At a recent talk by Frog’s Matthew Sutton, a struggle I’ve been working through was crystallized: how do we mitigate the negative consequences of our solutions? For Hopelab, the struggle is the total impact of tech on young people. The press vacillates between “love it” and “hate it”, and we seem to be in the “tech is bad” period. Articles about smartphone addiction and the perils of social media continue to rise, however the academic research is inconclusive. This leaves many confused and curious. Nevertheless, new tech will be built. How might we create it with holistic impact? How might we mitigate the demand for short-term impact?
Examples are emerging on the dangers of short-term thinking. Facebook seems great on the individual level, but years later Cambridge Analytica scandal appears. AirBNB has made finding the perfect stay in the perfect city easier than ever, but at the cost of throwing wrenches into rental markets. Both are examples of how designing for the individual can go can wonky in the long term. Rob Girling and Emilia Palaveeva’s FastCo article “Beyond the Cult of Human-Centered Design” captures this thinking in the most compelling way.
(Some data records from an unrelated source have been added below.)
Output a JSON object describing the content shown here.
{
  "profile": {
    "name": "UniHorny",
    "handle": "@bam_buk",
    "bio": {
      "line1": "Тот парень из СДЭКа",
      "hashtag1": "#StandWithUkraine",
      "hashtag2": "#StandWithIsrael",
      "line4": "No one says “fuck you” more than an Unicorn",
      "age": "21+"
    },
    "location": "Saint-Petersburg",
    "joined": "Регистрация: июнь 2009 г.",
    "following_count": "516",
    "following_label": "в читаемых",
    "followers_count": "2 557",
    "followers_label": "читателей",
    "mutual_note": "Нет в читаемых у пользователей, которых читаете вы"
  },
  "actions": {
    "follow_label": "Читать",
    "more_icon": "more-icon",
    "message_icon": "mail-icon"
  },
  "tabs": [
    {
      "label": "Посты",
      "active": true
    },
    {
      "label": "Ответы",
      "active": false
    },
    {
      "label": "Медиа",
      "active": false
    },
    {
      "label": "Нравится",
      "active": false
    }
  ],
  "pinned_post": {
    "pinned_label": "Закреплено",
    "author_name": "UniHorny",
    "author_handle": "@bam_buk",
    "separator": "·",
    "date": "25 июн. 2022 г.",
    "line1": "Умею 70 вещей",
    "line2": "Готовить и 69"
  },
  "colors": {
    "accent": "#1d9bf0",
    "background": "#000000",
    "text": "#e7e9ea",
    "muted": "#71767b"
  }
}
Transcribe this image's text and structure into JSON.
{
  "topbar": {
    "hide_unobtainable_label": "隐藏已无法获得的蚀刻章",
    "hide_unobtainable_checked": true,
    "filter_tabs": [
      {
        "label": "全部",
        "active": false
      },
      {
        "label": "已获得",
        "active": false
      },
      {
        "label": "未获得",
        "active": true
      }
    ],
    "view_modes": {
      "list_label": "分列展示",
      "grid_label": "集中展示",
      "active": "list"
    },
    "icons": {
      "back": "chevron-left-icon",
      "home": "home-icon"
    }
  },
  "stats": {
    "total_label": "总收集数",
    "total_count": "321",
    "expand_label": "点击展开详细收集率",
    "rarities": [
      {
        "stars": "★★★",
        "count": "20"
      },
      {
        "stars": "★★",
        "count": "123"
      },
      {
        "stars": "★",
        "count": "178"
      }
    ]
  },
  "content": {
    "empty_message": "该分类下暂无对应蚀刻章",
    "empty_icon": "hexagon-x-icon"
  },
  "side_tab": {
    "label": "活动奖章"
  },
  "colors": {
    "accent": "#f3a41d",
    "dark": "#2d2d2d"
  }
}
In it, they coined a new term, humanity-centered design to be equal to human-centered design: a method that looks to human need and to societal need, and an approach that maximizes longer term benefits.
Sutton’s talk and the FastCo article (and do read the article) leave me a little less troubled. Designing for the health of young people to have both short and long term impact is no small feat. While the blueprint is blurry, adding design principles that address the duality is a good first step.